- _TASK GOAL_: The lines to copy from the data below are those that hold the string "Ocean".

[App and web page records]
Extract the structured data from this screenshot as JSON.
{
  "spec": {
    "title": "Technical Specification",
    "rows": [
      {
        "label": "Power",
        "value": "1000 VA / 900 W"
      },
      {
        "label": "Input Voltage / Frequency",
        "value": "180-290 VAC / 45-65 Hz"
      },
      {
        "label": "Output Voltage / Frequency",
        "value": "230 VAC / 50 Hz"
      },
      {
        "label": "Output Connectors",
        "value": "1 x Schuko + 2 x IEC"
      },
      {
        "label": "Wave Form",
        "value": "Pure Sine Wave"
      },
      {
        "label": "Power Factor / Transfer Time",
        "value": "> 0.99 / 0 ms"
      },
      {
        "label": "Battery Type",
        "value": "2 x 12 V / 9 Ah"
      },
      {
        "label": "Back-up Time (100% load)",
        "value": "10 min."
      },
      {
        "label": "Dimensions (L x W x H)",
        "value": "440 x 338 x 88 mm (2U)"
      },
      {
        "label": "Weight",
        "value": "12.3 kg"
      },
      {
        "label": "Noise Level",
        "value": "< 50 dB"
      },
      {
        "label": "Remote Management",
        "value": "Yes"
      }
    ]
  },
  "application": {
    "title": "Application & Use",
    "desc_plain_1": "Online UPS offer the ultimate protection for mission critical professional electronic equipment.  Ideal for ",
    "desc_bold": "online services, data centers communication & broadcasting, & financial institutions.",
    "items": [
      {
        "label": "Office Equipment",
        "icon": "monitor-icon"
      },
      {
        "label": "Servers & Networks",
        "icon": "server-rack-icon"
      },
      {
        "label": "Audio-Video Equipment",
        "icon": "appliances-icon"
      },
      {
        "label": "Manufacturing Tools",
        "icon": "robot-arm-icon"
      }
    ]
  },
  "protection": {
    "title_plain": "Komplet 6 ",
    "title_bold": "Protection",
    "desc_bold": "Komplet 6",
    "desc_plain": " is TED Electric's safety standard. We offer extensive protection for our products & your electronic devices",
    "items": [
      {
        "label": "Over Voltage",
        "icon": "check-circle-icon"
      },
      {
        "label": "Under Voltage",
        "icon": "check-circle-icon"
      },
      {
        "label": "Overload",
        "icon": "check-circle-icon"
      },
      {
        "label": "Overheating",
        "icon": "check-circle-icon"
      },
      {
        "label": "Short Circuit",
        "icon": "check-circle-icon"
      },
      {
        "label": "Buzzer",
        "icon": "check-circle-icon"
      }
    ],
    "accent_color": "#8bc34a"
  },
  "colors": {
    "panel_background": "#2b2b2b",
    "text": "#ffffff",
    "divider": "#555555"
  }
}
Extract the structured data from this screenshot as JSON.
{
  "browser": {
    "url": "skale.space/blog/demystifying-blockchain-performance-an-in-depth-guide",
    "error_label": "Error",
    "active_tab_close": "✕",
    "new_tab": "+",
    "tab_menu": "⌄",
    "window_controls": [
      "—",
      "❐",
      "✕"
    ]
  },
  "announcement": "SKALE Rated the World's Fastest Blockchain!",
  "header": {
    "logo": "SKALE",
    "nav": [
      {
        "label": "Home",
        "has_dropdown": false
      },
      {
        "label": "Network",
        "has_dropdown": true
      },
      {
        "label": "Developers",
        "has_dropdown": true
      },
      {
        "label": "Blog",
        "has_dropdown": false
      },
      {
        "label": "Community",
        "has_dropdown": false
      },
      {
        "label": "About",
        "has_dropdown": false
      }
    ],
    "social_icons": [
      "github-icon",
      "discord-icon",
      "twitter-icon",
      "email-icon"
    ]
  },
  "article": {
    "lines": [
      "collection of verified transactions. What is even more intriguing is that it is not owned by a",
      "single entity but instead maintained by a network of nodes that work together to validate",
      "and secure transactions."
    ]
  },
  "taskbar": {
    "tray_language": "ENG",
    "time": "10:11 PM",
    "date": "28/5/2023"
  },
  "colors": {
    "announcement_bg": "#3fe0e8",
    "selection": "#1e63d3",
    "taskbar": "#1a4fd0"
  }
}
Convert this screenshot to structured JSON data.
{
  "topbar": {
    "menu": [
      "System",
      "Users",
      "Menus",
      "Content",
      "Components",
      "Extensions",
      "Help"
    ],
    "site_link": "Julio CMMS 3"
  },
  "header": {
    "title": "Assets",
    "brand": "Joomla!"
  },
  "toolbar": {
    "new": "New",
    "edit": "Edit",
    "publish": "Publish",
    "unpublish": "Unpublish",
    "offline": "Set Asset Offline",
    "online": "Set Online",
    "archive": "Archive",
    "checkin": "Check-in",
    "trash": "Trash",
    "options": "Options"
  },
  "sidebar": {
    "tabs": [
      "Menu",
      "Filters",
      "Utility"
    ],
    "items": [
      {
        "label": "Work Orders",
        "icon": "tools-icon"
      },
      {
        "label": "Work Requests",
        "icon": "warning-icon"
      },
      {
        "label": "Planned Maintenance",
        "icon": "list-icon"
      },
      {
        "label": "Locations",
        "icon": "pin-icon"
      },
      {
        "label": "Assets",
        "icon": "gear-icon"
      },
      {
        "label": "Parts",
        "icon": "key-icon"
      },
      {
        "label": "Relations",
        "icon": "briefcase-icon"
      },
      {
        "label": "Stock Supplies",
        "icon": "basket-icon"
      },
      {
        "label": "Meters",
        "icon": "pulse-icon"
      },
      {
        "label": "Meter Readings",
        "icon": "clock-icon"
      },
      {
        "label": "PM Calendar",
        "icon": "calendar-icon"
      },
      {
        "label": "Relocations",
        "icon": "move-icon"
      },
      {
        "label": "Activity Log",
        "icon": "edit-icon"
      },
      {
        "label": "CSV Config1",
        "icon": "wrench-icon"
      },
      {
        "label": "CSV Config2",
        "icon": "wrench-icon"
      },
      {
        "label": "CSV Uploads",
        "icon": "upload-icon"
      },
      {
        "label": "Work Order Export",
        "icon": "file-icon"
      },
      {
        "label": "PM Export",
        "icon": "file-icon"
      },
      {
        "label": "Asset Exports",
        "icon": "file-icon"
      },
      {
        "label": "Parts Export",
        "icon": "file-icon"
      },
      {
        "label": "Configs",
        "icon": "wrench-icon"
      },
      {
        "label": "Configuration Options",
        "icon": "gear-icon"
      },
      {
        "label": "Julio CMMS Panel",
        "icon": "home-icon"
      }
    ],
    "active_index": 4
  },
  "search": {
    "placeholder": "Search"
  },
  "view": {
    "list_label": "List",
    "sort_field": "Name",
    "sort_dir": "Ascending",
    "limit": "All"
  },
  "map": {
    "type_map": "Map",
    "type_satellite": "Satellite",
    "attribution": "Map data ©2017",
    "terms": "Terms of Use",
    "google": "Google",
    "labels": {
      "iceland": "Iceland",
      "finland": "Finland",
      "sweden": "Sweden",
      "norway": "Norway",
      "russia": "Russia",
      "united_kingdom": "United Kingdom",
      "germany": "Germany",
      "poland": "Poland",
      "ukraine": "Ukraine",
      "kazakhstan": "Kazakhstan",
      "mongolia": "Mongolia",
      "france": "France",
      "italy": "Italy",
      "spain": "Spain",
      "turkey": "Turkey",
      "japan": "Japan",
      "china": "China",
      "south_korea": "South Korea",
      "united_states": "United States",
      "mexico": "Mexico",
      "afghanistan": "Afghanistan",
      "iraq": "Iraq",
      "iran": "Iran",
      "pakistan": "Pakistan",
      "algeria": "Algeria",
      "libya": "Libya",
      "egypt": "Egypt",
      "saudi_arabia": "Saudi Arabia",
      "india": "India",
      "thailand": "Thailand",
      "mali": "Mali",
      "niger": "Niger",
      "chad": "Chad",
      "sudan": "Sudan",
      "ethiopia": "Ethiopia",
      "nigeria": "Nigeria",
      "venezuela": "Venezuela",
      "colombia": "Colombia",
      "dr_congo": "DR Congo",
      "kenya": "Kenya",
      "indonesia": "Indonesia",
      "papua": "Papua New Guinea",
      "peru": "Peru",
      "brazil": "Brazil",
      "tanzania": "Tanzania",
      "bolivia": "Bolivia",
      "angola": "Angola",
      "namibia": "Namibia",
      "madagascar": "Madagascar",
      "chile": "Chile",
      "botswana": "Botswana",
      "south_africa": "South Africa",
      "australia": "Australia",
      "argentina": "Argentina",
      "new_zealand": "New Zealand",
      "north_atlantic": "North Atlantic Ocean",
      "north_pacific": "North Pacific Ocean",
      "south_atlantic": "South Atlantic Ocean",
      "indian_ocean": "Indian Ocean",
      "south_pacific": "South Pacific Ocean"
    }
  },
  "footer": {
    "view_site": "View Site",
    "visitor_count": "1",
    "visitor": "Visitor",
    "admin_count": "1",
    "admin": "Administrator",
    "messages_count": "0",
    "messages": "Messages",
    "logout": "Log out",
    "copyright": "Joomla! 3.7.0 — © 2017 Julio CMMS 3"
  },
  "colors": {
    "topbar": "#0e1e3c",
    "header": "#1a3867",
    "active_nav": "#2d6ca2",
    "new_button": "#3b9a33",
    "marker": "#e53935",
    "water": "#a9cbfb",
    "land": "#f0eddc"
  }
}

- _ANSWER SECTION_:
      "north_atlantic": "North Atlantic Ocean",
      "north_pacific": "North Pacific Ocean",
      "south_atlantic": "South Atlantic Ocean",
      "indian_ocean": "Indian Ocean",
      "south_pacific": "South Pacific Ocean"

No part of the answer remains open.